‘Closing: Team Indy’ (03:43) is a short little featurette that basically name checks virtually everyone who worked on the film. This is followed by three computer generated ‘Pre-Visualization Sequences’ with a combined running time of around thirteen minutes. Things are rounded off by a series of five still galleries and three trailers.

Indiana Jones and the Kingdom of the Crystal Skull


I’m not claiming that Indiana Jones and the Kingdom of the Crystal Skull is a masterpiece, or even that it lives up to the standards set by the original film (it doesn’t, but let’s face it, neither did the other sequels). No, for me it’s an enjoyable way to spend some time in the company of an old friend. In fact, it’s one of the only films I’ve seen twice at the cinema this year—I liked it more the second time I saw it and I still like it after my third viewing.

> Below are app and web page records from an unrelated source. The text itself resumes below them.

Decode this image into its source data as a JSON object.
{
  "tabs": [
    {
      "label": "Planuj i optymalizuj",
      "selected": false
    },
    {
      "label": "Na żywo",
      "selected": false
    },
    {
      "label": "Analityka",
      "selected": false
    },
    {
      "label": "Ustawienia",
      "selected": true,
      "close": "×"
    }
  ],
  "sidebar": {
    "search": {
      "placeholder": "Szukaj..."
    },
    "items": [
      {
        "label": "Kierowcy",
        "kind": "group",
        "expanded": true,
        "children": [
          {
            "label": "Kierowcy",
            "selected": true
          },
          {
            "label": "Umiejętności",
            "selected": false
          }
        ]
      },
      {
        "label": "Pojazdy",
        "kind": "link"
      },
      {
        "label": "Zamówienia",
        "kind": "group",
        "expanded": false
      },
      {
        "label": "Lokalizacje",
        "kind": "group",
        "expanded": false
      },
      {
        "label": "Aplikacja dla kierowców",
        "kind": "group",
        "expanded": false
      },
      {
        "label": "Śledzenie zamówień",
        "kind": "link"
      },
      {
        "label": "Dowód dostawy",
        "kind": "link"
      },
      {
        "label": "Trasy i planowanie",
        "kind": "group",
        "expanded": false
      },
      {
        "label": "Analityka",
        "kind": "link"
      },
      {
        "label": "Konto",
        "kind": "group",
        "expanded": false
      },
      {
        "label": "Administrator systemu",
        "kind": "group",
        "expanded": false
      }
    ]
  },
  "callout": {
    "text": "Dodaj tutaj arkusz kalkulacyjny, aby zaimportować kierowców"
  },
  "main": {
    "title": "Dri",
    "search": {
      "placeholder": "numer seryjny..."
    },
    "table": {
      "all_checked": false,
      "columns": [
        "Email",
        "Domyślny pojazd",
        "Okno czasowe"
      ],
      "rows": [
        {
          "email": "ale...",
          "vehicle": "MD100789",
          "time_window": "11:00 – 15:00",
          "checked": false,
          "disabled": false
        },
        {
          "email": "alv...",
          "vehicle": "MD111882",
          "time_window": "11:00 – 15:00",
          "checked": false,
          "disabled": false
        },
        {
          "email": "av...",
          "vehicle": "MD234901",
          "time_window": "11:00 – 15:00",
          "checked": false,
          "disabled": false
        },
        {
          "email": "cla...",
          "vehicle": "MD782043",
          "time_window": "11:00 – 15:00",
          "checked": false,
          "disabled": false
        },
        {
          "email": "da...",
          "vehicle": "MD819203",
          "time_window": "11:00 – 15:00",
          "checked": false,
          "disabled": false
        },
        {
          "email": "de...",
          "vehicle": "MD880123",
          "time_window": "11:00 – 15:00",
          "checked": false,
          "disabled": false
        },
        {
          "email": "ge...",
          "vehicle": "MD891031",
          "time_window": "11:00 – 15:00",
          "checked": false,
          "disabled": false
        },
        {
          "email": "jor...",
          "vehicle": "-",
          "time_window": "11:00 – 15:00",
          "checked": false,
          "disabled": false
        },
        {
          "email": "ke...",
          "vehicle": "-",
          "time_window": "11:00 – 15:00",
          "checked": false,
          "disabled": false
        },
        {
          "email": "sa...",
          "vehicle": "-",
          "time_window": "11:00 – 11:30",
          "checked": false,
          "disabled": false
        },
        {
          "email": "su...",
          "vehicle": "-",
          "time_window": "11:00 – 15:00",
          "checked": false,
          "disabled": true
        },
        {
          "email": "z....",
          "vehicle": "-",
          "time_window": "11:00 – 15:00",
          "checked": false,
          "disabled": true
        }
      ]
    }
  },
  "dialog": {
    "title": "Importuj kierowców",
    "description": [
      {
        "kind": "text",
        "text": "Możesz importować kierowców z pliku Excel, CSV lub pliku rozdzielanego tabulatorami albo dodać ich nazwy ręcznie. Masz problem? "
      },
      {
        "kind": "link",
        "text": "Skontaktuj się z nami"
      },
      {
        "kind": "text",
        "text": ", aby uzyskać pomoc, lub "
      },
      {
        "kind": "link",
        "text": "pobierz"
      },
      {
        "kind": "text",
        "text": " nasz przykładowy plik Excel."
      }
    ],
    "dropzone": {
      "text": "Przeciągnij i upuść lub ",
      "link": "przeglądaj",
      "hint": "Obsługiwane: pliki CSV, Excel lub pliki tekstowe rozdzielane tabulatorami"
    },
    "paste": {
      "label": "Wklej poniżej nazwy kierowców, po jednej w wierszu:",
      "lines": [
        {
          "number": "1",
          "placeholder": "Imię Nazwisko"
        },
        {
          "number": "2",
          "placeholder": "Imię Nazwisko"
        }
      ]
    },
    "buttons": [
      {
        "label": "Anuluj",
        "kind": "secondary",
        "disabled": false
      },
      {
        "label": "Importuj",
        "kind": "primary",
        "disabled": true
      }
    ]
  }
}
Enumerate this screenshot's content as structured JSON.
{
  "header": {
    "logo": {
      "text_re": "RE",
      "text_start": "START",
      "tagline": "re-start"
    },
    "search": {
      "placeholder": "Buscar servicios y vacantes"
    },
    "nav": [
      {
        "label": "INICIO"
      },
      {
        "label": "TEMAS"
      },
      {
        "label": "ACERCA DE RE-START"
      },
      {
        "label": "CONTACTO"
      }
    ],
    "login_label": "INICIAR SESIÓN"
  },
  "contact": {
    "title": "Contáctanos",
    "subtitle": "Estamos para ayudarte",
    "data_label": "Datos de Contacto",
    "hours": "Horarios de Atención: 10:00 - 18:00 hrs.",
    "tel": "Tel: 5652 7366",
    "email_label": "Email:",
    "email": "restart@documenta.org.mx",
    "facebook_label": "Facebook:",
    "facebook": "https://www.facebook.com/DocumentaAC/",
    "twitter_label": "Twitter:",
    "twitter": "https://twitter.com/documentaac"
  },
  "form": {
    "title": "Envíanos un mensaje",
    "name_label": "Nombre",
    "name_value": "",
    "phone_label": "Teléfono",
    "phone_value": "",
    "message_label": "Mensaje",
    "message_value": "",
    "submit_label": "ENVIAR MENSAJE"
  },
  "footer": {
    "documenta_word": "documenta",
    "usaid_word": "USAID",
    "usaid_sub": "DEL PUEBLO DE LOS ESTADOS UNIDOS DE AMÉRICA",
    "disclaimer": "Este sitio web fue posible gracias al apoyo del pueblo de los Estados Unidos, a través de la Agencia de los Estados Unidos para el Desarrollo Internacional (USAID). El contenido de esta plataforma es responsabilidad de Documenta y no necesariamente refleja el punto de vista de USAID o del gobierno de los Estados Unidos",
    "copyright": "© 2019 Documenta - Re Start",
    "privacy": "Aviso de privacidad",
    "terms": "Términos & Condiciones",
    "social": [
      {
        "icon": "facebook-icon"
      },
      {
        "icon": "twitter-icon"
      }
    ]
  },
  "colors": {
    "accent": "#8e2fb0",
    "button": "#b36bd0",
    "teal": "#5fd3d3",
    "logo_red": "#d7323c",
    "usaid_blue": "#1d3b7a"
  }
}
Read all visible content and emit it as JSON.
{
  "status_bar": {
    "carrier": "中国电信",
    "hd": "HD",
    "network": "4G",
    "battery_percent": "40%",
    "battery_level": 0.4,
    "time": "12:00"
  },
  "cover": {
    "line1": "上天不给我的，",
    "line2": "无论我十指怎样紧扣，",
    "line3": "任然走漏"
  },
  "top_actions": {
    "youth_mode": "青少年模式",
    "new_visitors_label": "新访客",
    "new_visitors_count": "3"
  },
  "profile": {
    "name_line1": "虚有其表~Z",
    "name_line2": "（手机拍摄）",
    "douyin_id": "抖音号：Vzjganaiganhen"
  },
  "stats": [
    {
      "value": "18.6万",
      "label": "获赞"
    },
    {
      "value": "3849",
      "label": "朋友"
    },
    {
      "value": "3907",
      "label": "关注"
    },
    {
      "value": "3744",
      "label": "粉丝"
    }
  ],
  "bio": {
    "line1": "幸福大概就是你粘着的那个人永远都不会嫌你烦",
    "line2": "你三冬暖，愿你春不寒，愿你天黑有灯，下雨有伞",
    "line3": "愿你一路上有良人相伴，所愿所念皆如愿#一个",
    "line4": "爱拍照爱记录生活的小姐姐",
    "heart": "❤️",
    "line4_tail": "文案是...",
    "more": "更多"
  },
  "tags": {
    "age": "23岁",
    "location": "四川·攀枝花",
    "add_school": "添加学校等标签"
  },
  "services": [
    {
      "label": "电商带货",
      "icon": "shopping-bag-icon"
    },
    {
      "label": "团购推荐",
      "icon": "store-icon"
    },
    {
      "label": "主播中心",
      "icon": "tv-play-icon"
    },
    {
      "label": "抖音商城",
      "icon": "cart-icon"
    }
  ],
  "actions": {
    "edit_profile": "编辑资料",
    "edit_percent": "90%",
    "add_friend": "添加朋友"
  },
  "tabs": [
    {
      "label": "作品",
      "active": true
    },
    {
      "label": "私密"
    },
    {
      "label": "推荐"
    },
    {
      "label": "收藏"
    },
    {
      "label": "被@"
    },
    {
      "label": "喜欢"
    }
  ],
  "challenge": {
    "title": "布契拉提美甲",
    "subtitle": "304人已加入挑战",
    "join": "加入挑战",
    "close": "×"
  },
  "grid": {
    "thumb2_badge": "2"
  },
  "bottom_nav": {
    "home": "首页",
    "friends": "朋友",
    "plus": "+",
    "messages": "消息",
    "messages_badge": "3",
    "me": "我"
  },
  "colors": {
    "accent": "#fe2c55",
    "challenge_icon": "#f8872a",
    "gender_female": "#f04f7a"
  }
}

As for the DVD, well the A/V presentation is good and the extras are solid, although much of the content is in danger of repeating material covered in the 'Production Diary'. If only Spielberg had relented and recorded a commentary track, we could have had something truly special on or hands. As it stands, this is a competent release that offers an enjoyable viewing experience. I don't have a problem recommending this one to fans of the series or those in search of a decent film to while away a couple of hours.